WORK ITEM: A single number is the answer here: how many lines of the entries contain "title"?

........

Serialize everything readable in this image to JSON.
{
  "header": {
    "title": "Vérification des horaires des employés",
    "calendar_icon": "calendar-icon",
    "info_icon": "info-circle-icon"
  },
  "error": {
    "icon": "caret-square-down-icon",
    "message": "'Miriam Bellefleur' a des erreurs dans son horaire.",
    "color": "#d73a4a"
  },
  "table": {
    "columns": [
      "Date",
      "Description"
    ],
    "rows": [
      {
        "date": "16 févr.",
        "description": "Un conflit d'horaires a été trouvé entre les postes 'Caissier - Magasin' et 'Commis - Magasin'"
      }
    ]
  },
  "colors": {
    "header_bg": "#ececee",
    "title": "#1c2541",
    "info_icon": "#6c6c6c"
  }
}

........

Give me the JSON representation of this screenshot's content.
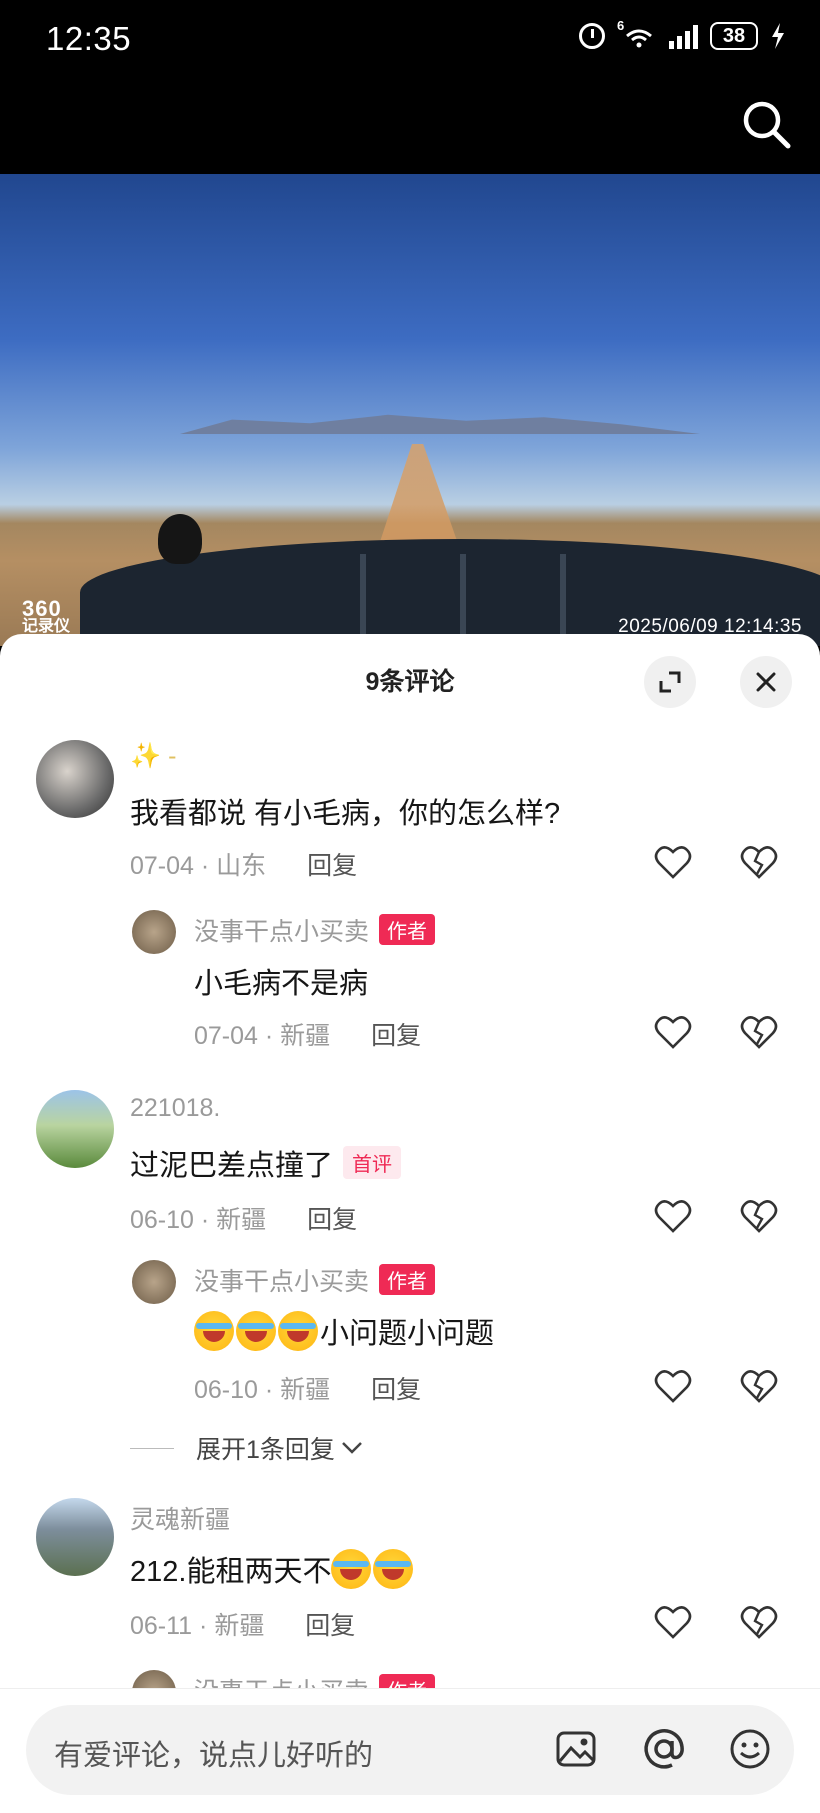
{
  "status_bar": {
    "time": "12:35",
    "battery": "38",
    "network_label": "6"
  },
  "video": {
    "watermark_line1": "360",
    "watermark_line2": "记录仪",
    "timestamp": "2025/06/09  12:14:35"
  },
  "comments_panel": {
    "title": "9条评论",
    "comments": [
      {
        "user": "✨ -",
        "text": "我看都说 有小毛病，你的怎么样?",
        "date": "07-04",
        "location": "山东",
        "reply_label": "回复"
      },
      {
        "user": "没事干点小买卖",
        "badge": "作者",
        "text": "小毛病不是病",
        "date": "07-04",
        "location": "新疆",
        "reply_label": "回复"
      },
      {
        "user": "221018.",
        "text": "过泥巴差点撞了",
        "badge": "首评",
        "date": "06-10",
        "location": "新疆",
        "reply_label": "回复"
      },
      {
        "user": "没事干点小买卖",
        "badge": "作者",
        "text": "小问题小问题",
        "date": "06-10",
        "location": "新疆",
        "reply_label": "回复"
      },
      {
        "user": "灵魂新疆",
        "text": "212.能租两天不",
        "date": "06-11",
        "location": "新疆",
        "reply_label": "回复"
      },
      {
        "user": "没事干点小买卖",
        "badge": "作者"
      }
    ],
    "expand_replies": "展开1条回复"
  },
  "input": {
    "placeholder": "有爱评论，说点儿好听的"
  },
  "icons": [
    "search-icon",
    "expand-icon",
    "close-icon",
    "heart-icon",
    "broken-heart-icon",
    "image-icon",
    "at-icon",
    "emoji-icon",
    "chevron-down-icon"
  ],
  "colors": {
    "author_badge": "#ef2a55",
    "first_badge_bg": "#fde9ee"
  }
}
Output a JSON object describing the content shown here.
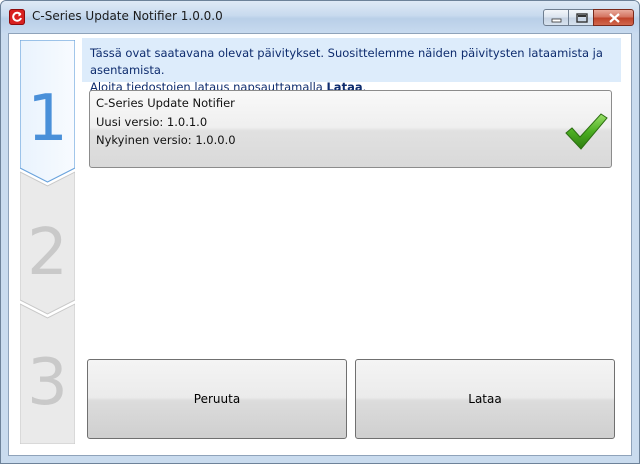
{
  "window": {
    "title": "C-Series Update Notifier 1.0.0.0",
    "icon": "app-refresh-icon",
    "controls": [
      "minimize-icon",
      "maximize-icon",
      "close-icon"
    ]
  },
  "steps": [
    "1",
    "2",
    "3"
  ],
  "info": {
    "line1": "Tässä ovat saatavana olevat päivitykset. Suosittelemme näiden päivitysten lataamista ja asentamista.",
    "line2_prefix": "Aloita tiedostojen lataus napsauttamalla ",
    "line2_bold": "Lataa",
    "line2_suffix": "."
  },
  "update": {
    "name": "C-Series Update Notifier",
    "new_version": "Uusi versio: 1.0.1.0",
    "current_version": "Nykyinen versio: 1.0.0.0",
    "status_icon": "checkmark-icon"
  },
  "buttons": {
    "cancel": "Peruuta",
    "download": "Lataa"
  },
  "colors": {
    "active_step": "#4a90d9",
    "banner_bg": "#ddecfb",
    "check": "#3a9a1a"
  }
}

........

RESULT FOR THIS TASK: 4